North Korea “is not making demands that the U.S. cannot accept, such as the withdrawal of the U.S. forces in Korea,” Moon said, according to the JoongAng Ilbo, a South Korean newspaper. Instead, Moon said, North Korea was simply seeking an “end to the hostile policy” and a “guarantee of its security” in return for abandoning its nuclear and missile program.
It is not clear why Kim would have dropped this demand, and many are skeptical. However, some analysts have suggested Kim may know it is simply unrealistic — or even that North Korea may view a U.S. presence on the peninsula as a useful counterweight to other regional forces, such as China.
The South Korean government said clearly this week the presence of U.S. troops in the country was a matter for Seoul and Washington, not Pyongyang.
“U.S. troops stationed in South Korea are an issue regarding the alliance between South Korea and the United States. It has nothing to do with signing peace treaties,” Kim Eui-kyeom, a spokesman for the presidential Blue House, cited Moon as saying Wednesday.
Most polls suggest the majority of South Koreans support the current numbers of U.S. troops in the country. A survey conducted for the Chicago Council on Global Affairs in 2015 found 61 percent of South Koreans thought U.S. troop numbers in the broader Asia-Pacific region should be kept as is.
However, the U.S. presence in South Korea has long been politically divisive in the country, with some on the far left pushing for troop withdrawal — a position that has been aggravated in the past by high-profile crimes and accidents involving U.S. service members, and the perception that Washington was undermining the chances for peace with North Korea.
Since entering office, Moon has been a moderate on U.S.-South Korea relations, but there has been some doubt sown by his allies. In a widely shared Foreign Affairs article published this week, Blue House foreign policy adviser Moon Chung-in wrote it would “be difficult to justify [U.S. troops’] continuing presence in South Korea” if a peace treaty were signed.
The adviser Moon later clarified his comments to say he had not meant he himself supported withdrawing U.S. troops from South Korea.
U.S. political and military leaders have generally been steadfast in their support of USFK.

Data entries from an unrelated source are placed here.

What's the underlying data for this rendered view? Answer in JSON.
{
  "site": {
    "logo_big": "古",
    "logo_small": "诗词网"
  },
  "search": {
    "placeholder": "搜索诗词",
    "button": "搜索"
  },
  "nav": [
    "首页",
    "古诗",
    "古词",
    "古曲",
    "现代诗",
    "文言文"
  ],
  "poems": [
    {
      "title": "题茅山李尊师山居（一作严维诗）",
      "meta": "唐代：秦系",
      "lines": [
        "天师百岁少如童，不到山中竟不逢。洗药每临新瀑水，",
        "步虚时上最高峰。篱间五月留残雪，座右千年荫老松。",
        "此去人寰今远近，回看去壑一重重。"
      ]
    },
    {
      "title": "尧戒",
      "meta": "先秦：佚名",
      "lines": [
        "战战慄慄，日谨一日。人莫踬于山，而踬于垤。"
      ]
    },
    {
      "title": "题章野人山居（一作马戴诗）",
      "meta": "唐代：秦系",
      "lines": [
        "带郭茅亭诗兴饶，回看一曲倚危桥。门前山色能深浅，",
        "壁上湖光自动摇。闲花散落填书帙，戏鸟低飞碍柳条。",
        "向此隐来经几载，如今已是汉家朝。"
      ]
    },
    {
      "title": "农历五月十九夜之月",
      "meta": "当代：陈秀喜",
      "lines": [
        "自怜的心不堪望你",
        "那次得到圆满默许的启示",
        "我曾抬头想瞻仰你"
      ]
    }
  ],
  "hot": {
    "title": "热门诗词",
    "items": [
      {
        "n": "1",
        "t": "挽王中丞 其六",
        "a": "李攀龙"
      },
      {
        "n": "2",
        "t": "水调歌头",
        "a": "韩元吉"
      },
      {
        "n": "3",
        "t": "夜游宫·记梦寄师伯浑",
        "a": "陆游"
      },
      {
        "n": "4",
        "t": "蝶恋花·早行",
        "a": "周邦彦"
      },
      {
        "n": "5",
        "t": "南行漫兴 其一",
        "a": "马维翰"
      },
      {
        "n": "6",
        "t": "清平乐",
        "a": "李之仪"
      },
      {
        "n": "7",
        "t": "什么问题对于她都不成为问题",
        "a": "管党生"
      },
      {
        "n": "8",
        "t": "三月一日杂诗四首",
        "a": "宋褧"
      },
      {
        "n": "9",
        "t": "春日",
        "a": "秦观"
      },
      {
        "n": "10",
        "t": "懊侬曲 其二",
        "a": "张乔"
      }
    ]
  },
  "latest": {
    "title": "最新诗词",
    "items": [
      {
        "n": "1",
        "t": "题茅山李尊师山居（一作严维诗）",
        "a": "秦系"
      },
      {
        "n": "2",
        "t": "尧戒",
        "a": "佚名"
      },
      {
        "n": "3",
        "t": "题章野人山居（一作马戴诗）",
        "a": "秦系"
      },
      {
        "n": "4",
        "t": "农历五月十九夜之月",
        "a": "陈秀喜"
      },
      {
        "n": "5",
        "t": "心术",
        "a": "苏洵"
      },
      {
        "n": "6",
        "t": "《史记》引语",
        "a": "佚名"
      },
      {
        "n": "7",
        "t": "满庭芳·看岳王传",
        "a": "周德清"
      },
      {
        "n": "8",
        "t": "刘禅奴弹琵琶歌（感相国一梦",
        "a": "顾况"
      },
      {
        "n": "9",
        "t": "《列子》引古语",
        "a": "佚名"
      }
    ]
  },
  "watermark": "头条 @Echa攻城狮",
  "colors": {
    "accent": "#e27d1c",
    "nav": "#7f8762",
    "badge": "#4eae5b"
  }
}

However, Trump has taken a skeptical view of U.S. military presence in the Asia-Pacific. The U.S. leader has repeatedly suggested wealthy host countries all around the world should do more to support the troops stationed there. Before he was elected, Trump told reporters he would be willing to withdraw troops from South Korea and Japan if they did not increase their contributions.
“I would not do so happily, but I would be willing to do it,” Trump told the New York Times in March 2016. “We cannot afford to be losing vast amounts of billions of dollars on all of this. We just can’t do it anymore.”
Trump’s comments later received favorable commentary in North Korean state media. However, he appeared to disregard the considerable costs borne by South Korean taxpayers for U.S. bases.
Since entering office, the U.S. president has largely avoided talk of withdrawing troops. However, NBC News reported this week Trump had to be dissuaded from withdrawing all U.S. troops in South Korea in February. On Thursday, the New York Times reported Trump had ordered the Pentagon to look at options for reducing the number of U.S. troops in South Korea.
The White House pushed back strongly against this suggestion Friday, with national security adviser John Bolton calling it “utter nonsense” and stating Trump “has not asked the Pentagon to provide options for reducing American forces stationed in South Korea.”
Later in the day, Trump said he was not planning to put troop numbers “on the table” during talks with North Korea and added, “we haven’t been asked to.” However, he then added: “At some point into the future, I would like to save the money.”